The Time War is an aspect of Doctor Who that has never been fully explored onscreen. That is, up until The Day of the Doctor. Mann does not shy away from the grit and meat of the Last Great Time War, doing some much more than simply scratching the surface. He dives deep into the orange, bloody, gritty, screaming, tragic, baked earth bloodbath, mercilessly showing the horror and obscenity and pain of the whole damned affair. He shows families ripped apart (one character is introduced simply to show how mankind behaves under duress, not shying away from the betrayal, agony and fear), the abhorrent experimental weaponry manufactured in the heat of the war and the horrible deaths and losses. Mann sucks you into the world so fiercely that there are moments where I had to look up and assure myself that it didn’t actually happen.

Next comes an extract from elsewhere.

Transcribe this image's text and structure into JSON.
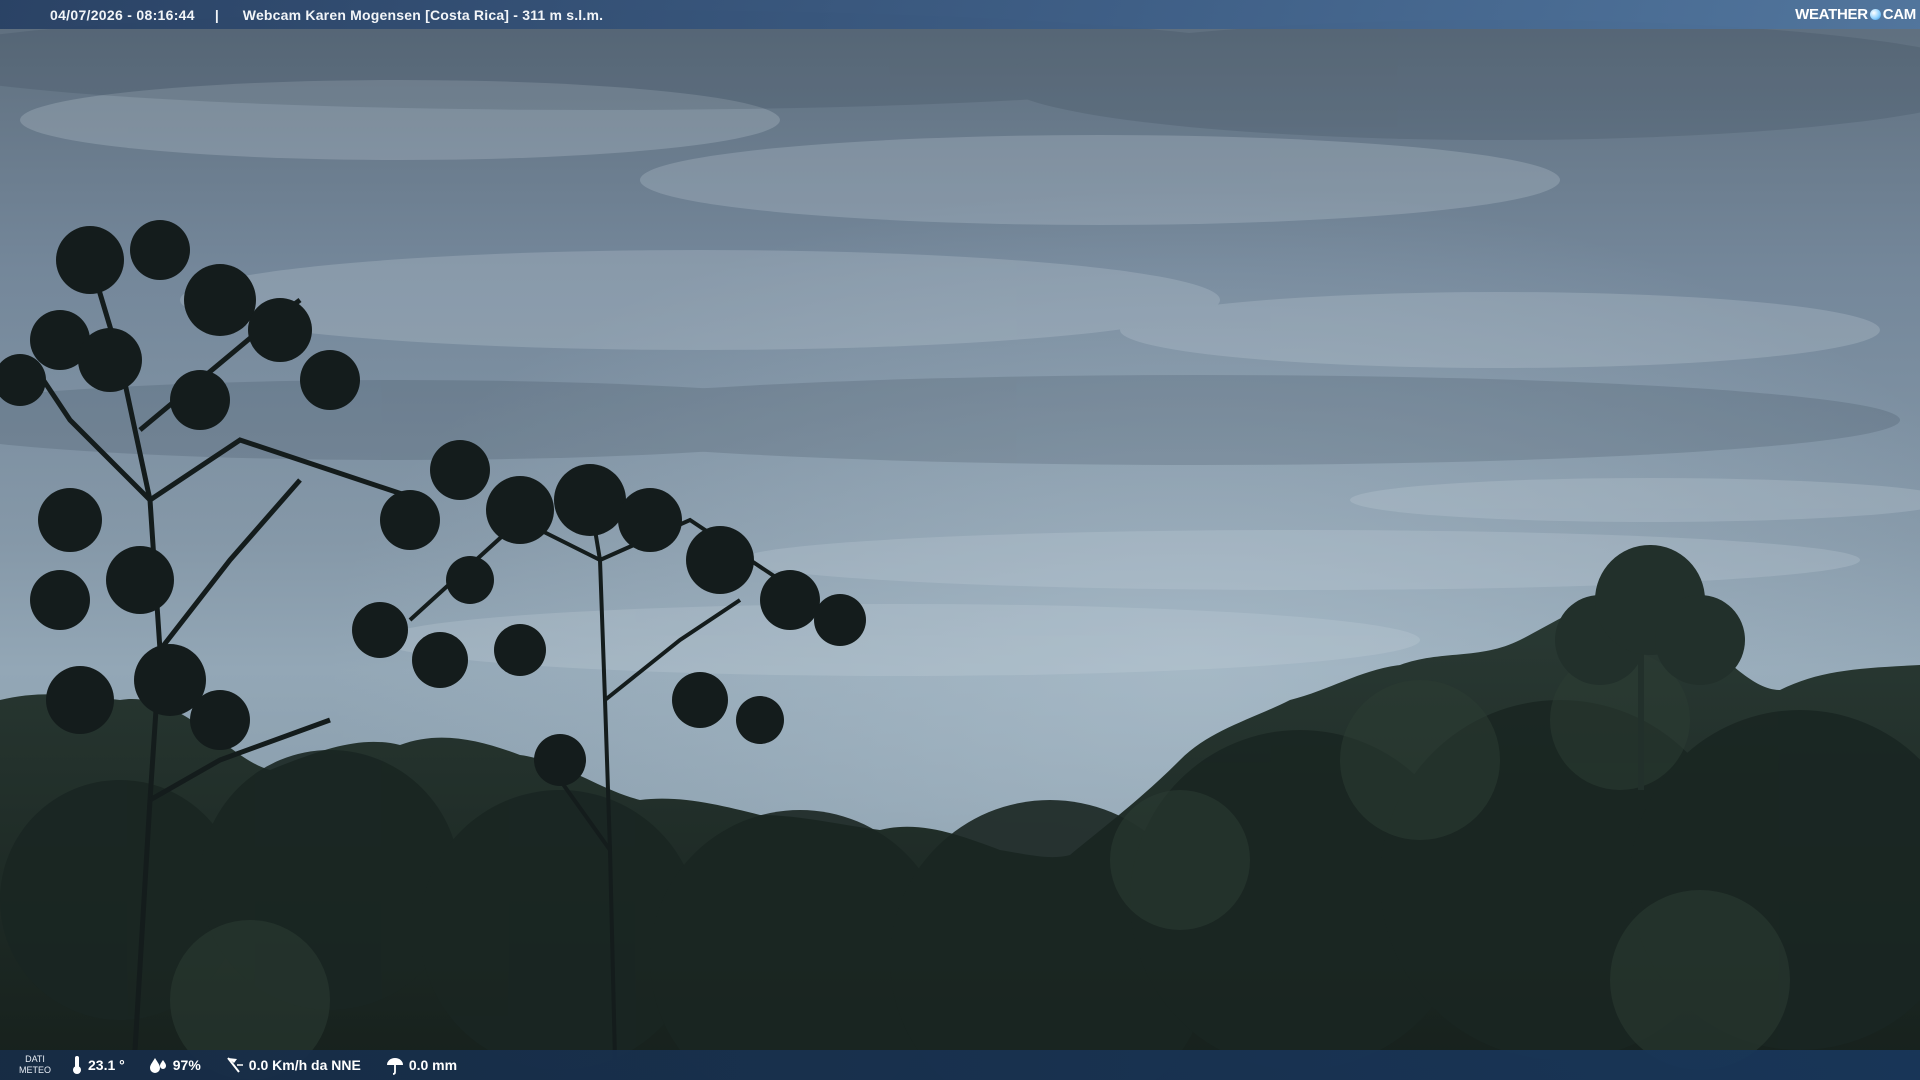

Engines of War takes us to both camps: the Daleks’ and the Time Lords’. We visit Gallifrey with as ropey politics as we last saw in The Deadly Assassin and The Five Doctors (look out for aspects of those stories that reappear). Mann depicts the Time Lord not through rose-tinted glasses but as frightened, pompous halfwits petrified of the war. That is to say, they are very much the same people we meet in The End of Time. It’s hard to go into detail without spoiling a considerable degree of the book but Mann shows each side of the Last Great Time War fairly and exactly how I imagined it (though, each to their own).

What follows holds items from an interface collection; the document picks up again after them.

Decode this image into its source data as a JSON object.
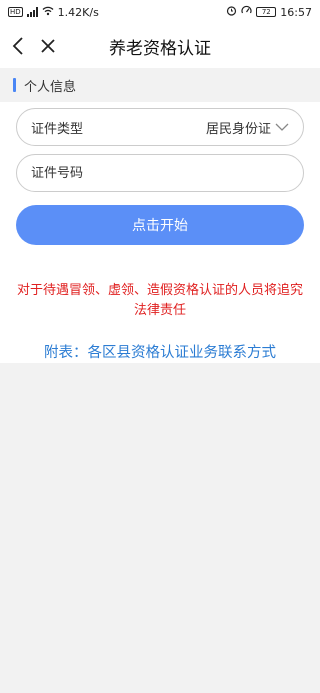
{
  "status_bar": {
    "network_speed": "1.42K/s",
    "battery": "72",
    "time": "16:57"
  },
  "nav": {
    "title": "养老资格认证"
  },
  "section": {
    "title": "个人信息"
  },
  "form": {
    "id_type_label": "证件类型",
    "id_type_value": "居民身份证",
    "id_number_placeholder": "证件号码",
    "start_button": "点击开始"
  },
  "warning_text": "对于待遇冒领、虚领、造假资格认证的人员将追究法律责任",
  "appendix_link": "附表：各区县资格认证业务联系方式",
  "colors": {
    "accent": "#5b8ff7",
    "warning": "#e02020",
    "link": "#2b7cd3"
  }
}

Given that Mann has been given the task of setting his book slap bang in the show’s most consequential period, he has quite a tight, precarious window in which to set Engines of War. He has to be careful in how he tackles certain aspects so that they don’t clash with the mythology of the battle established retrospectively in the revived series. I’m thrilled to say that he successfully slots his story into the Time War without altering anything and that the events of Mann’s novel have consequences of their own.

Verdict: 10/10

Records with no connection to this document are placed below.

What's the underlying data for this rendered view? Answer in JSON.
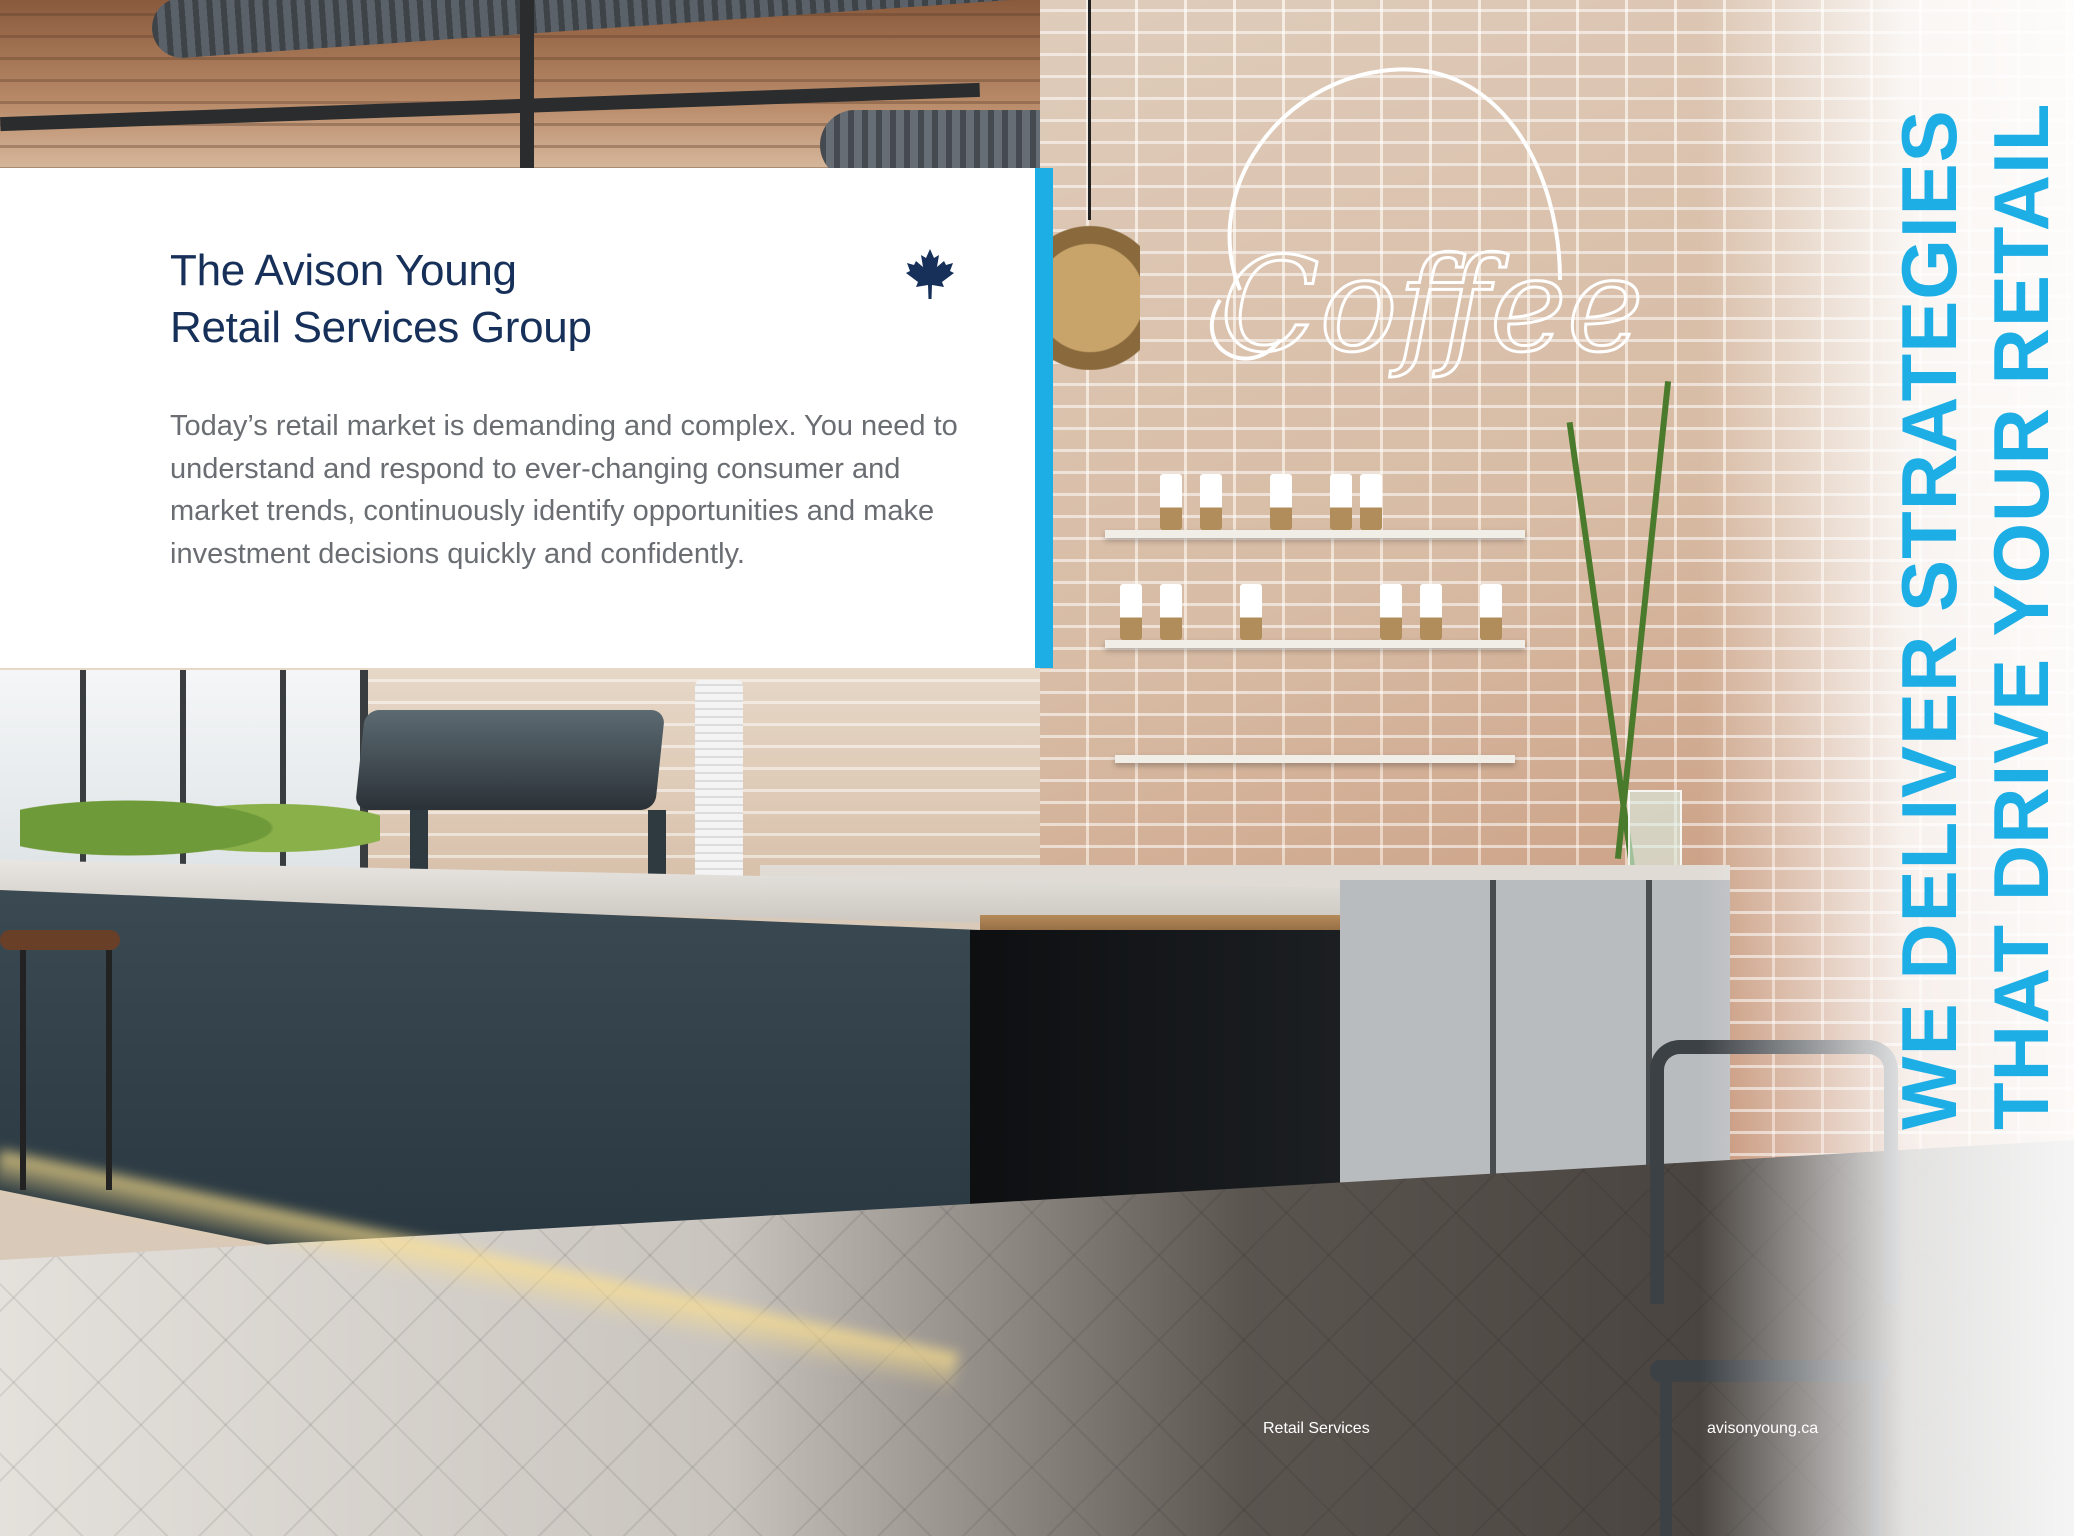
{
  "panel": {
    "title_line1": "The Avison Young",
    "title_line2": "Retail Services Group",
    "body": "Today’s retail market is demanding and complex. You need to understand and respond to ever-changing consumer and market trends, continuously identify opportunities and make investment decisions quickly and confidently.",
    "icon": "maple-leaf-icon"
  },
  "neon_sign": {
    "text": "Coffee"
  },
  "tagline": {
    "line1": "WE DELIVER STRATEGIES",
    "line2": "THAT DRIVE YOUR RETAIL"
  },
  "footer": {
    "section": "Retail Services",
    "website": "avisonyoung.ca"
  },
  "colors": {
    "accent": "#1eaee6",
    "navy": "#17305a",
    "body_text": "#6a6d72"
  }
}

I try not to dish out full marks regularly but Engines of War warranted it so, so much. It’s a must-read, a well-needed insight into the Time War that is exquisitely written amongst other things. Mann has a sure grip of the War Doctor, a sublime companion, plenty of edge-of-your-seat action sequences but, above all, Engines of War gives scope and considerably more depth to the Doctor’s dilemma in The Day of the Doctor, helping us see why he really was so conflicted over using the Moment. More please, at the double.